This chapter covers the principles of the interaction of waves with obstacles and the manner in which information on the nature of an obstacle is contained within the resulting wave forms. The essential mathematics of the interaction of a wave with a perturbing obstacle are derived from first principles and the key significance of the Fourier transform is described in depth — essentially the diffraction pattern of an object is given by the Fourier transform of that object and, most importantly, an image of an object can be obtained by calculating an inverse Fourier transform of its diffraction pattern. The chapter then introduces one of the key experimental limitations of diffraction analysis — the inability to measure the phases of diffracted waves and hence the need for complex computational methods to determine the phases which are outlined in the final chapters of the book.
Oxford Scholarship Online requires a subscription or purchase to access the full text of books within the service. Public users can however freely search the site and view the abstracts and keywords for each book and chapter.

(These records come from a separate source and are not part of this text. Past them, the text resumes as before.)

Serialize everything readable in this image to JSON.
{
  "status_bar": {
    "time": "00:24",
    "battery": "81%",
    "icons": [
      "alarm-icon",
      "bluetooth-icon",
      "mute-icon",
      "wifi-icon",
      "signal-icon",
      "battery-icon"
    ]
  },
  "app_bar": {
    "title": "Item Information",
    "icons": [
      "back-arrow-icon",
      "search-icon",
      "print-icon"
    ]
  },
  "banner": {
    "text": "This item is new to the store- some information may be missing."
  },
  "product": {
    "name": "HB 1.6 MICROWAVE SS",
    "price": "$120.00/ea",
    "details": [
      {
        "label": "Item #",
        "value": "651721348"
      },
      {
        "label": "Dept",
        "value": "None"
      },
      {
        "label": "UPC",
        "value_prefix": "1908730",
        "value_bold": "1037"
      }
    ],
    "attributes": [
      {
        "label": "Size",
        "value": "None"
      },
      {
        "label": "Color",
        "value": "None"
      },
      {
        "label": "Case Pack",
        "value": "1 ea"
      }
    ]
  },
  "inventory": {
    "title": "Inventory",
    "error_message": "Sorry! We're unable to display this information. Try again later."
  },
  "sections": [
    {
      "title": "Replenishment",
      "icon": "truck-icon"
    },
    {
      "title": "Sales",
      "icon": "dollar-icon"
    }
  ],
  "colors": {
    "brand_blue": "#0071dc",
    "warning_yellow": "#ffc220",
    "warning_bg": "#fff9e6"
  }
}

If you think you should have access to this title, please contact your librarian.